* _Assignment_:
Repeat each entry as written, dropping any picture you find.

* _Working data_:

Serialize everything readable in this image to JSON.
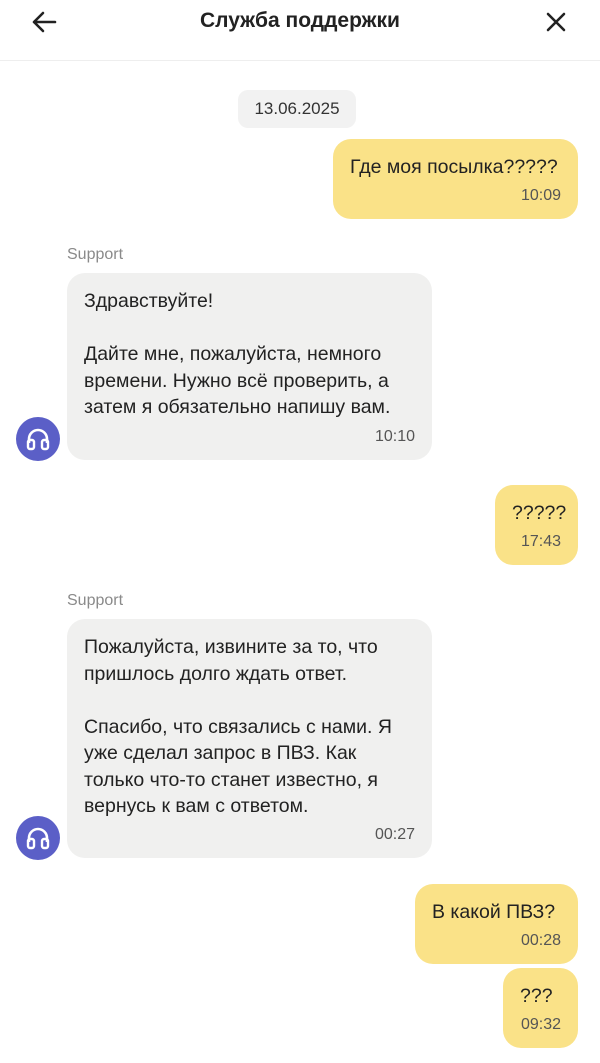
{
  "header": {
    "title": "Служба поддержки",
    "back_icon": "arrow-left-icon",
    "close_icon": "close-icon"
  },
  "chat": {
    "date": "13.06.2025",
    "support_avatar_icon": "headphones-icon",
    "messages": [
      {
        "from": "user",
        "text": "Где моя посылка?????",
        "time": "10:09"
      },
      {
        "from": "support",
        "sender": "Support",
        "text": "Здравствуйте!\n\nДайте мне, пожалуйста, немного\nвремени. Нужно всё проверить, а\nзатем я обязательно напишу вам.",
        "time": "10:10"
      },
      {
        "from": "user",
        "text": "?????",
        "time": "17:43"
      },
      {
        "from": "support",
        "sender": "Support",
        "text": "Пожалуйста, извините за то, что\nпришлось долго ждать ответ.\n\nСпасибо, что связались с нами. Я\nуже сделал запрос в ПВЗ. Как\nтолько что-то станет известно, я\nвернусь к вам с ответом.",
        "time": "00:27"
      },
      {
        "from": "user",
        "text": "В какой ПВЗ?",
        "time": "00:28"
      },
      {
        "from": "user",
        "text": "???",
        "time": "09:32"
      }
    ]
  },
  "colors": {
    "user_bubble": "#fae288",
    "support_bubble": "#f0f0ef",
    "avatar": "#5b5fc7"
  }
}
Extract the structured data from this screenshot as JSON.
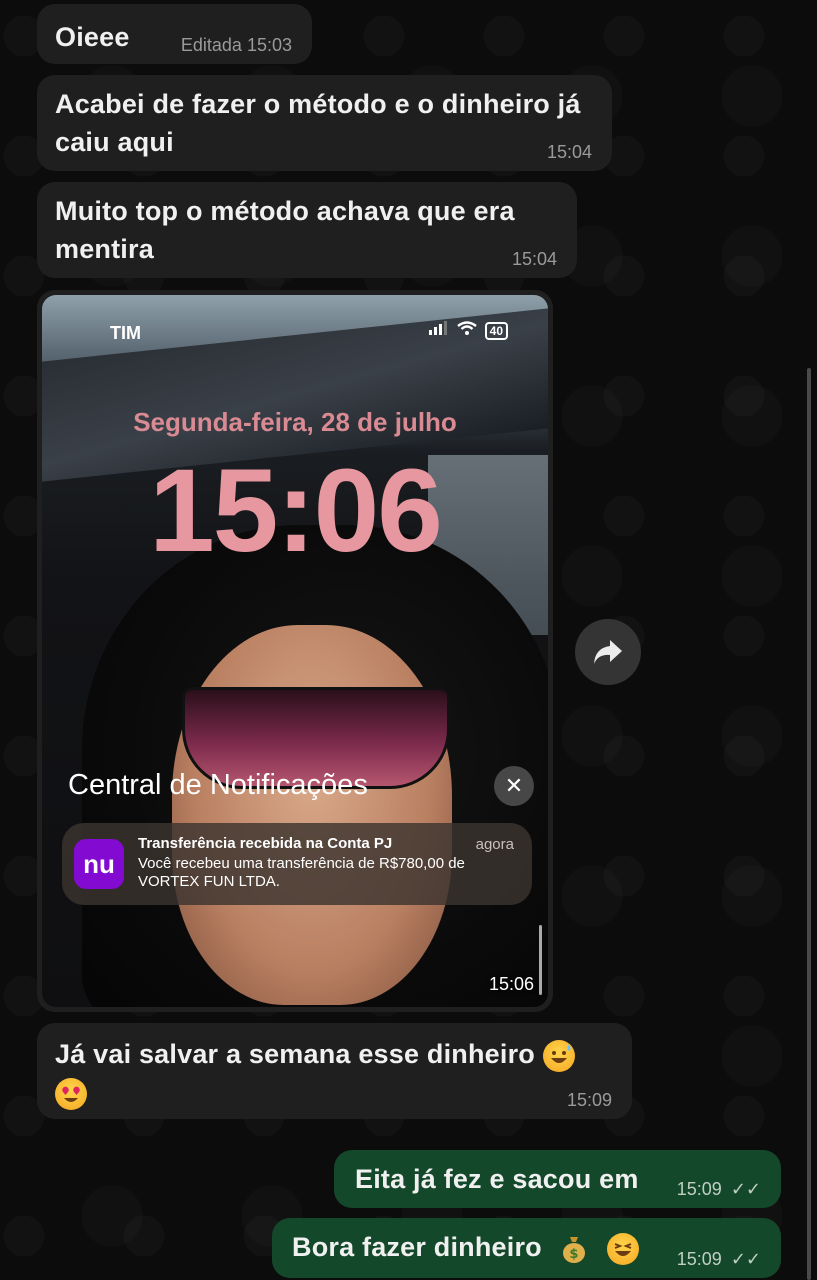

* _Answer box_:
Serialize everything readable in this image to JSON.
{
  "header": {
    "title": "Служба поддержки",
    "back_icon": "arrow-left-icon",
    "close_icon": "close-icon"
  },
  "chat": {
    "date": "13.06.2025",
    "support_avatar_icon": "headphones-icon",
    "messages": [
      {
        "from": "user",
        "text": "Где моя посылка?????",
        "time": "10:09"
      },
      {
        "from": "support",
        "sender": "Support",
        "text": "Здравствуйте!\n\nДайте мне, пожалуйста, немного\nвремени. Нужно всё проверить, а\nзатем я обязательно напишу вам.",
        "time": "10:10"
      },
      {
        "from": "user",
        "text": "?????",
        "time": "17:43"
      },
      {
        "from": "support",
        "sender": "Support",
        "text": "Пожалуйста, извините за то, что\nпришлось долго ждать ответ.\n\nСпасибо, что связались с нами. Я\nуже сделал запрос в ПВЗ. Как\nтолько что-то станет известно, я\nвернусь к вам с ответом.",
        "time": "00:27"
      },
      {
        "from": "user",
        "text": "В какой ПВЗ?",
        "time": "00:28"
      },
      {
        "from": "user",
        "text": "???",
        "time": "09:32"
      }
    ]
  },
  "colors": {
    "user_bubble": "#fae288",
    "support_bubble": "#f0f0ef",
    "avatar": "#5b5fc7"
  }
}
Extract the structured data from this screenshot as JSON.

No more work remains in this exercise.